On Friday night I read Dan Hoy’s post over at Montevidayo entitled THE PIN-UP STAKES: Poetry & The Marketing of Poetry. Approximately 2 hours later I was wasted in a bar across the street from my apartment, yelling at my roommate (who doesn’t really read poetry) that it was the best thing ever, insisting that she read it on her smart phone. About two hours after that I tweeted the phrase “If you take the lyrics to pop musick seriously they become the map of utopian society” (the “k” at the end of “musick” is my own superfluous nomenclature that surfaces mostly while “under the influence,” tying music to “magick” of course).
What was in my head, still, other than Hoy’s essay itself, was the video above, and more particularly, the song within the video.
[Another not-mean post for mean-week. Sorry. I had part of this done before I realized it was mean week (duh) & wanna write about these books while they’re fresh in my head. Also, I might do this regularly because I am a major proponent of out of print books, who knows.]

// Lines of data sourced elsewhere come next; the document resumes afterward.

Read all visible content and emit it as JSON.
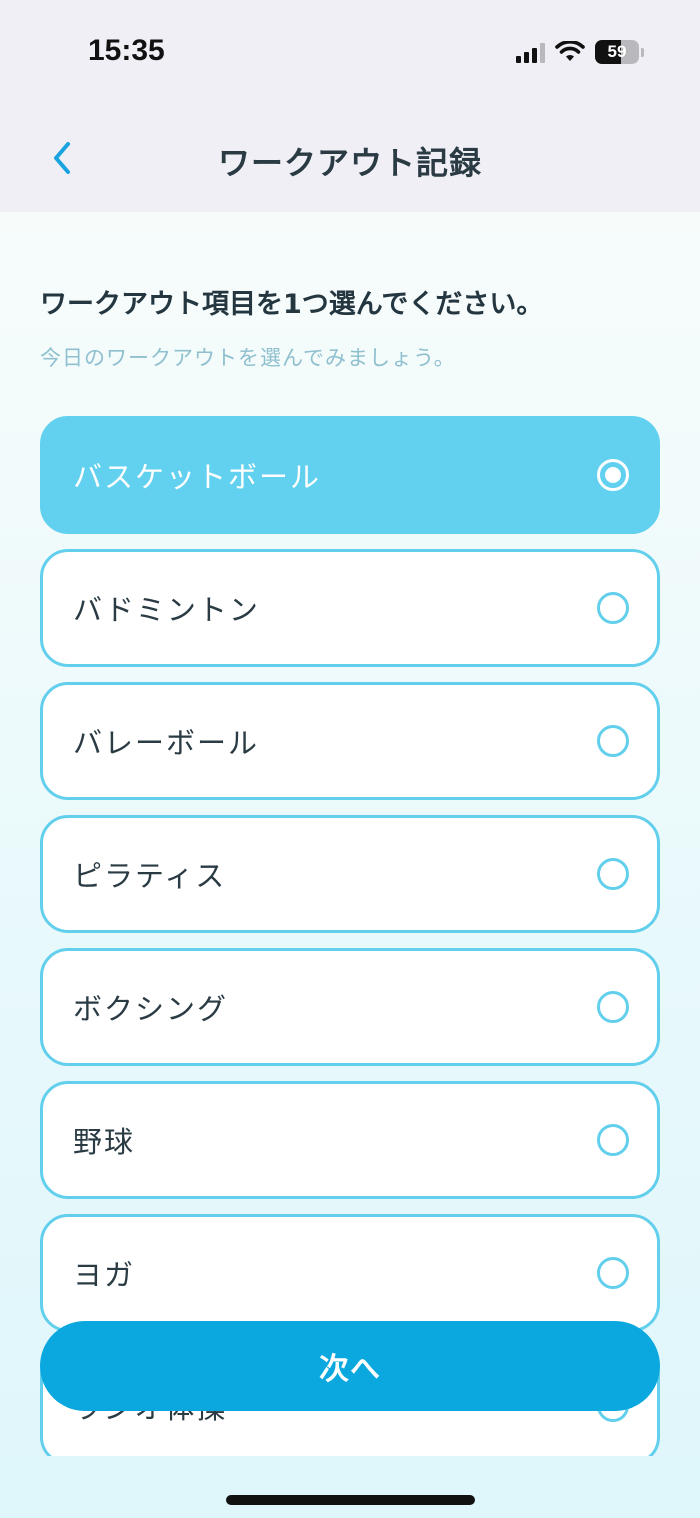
{
  "status_bar": {
    "time": "15:35",
    "battery": "59",
    "battery_level": 0.59,
    "icons": [
      "cellular-signal-icon",
      "wifi-icon",
      "battery-icon"
    ]
  },
  "nav": {
    "back_icon": "chevron-left-icon",
    "title": "ワークアウト記録"
  },
  "prompt": {
    "heading": "ワークアウト項目を1つ選んでください。",
    "subheading": "今日のワークアウトを選んでみましょう。"
  },
  "options": [
    {
      "label": "バスケットボール",
      "selected": true
    },
    {
      "label": "バドミントン",
      "selected": false
    },
    {
      "label": "バレーボール",
      "selected": false
    },
    {
      "label": "ピラティス",
      "selected": false
    },
    {
      "label": "ボクシング",
      "selected": false
    },
    {
      "label": "野球",
      "selected": false
    },
    {
      "label": "ヨガ",
      "selected": false
    },
    {
      "label": "ラジオ体操",
      "selected": false
    }
  ],
  "next_button": {
    "label": "次へ"
  },
  "colors": {
    "accent": "#0ba8df",
    "selected_fill": "#62d0ef",
    "border": "#62cfec",
    "subtext": "#8fc0cf",
    "text": "#2a3b44"
  }
}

I end up reading a lot of books that are out of print. Part of me feels like I do this to compensate for the fact that I no longer dedicate an excessive amount of energy to digging up & talking about lost films. Another part of me just always insists that the best shit is found by digging as deep as possible. I like looking for things, reading about lost things, and finding things that there’s not an abundance of discussion about. It makes me feel like I’m solving a mystery, and I get a major rush out of it.
I spend a lot of time combing through World Cat listings & requesting books & articles from inter-library loan networks. I also obsess over used-book meta-search engines. I also feel like, perhaps, that a lot of marginalized Other’s books end up out of print, so I sometimes tell myself that I can feel slightly empowered. This may or may not be ridiculous. Regardless, I’d like to talk about three out of print books that I recently read and enjoyed.
Wrath of Dynasty is a boutique imprint of fine art objects that was established by Jon Leon halfway through 2010. If you’re not familiar with Leon, the best thing to do is check out his poetry, some of which is available online here. If you want to check out any of his many chapbooks, well, you’re pretty much out of luck, because they’re all out of print. In three days the final title from this season of Wrath of Dynasty, formerly Legacy Pictures, will also be out of print. In fact, in three days, everything Wrath of Dynasty has ever released will be out of print, at least until the next season starts and a new series of unique print objects are brought to light. I have been consistently impressed with Wrath of Dynasty, which has brought to light a lot of exciting and unique work that would undoubtedly be inappropriate for other venues, so I thought I’d send Jon an email and ask him more about it. Check out the interview behind the cut.
Did you follow that headline? New from Mal-o-Mar Editions is a poetry split– Jon Leon’s The Hot Tub and Dan Hoy’s Glory Hole, together in one spine. You might remember Jon from Hit Wave, the wonderful chapbook he did for Kitchen Press, and Dan Hoy is of course the co-editor of Soft Targets, the journal that did one (two?) legendary issue(s) before apparently winking out of existence, though it, like Jesus, may yet one day return. Anyway, to celebrate the Leon-Hoy Pact (it’s like the Glass-Steagall act, kind of) I thought it would be nice to pair some of their poems together, in little flights. We were doing this the other night at my house–me and some friends, getting slowly loaded on asscheap bourbon and reading these proudly defiant poems of obscene opulence and opulent obscenity aloud to one another. Fun starts after you click the button.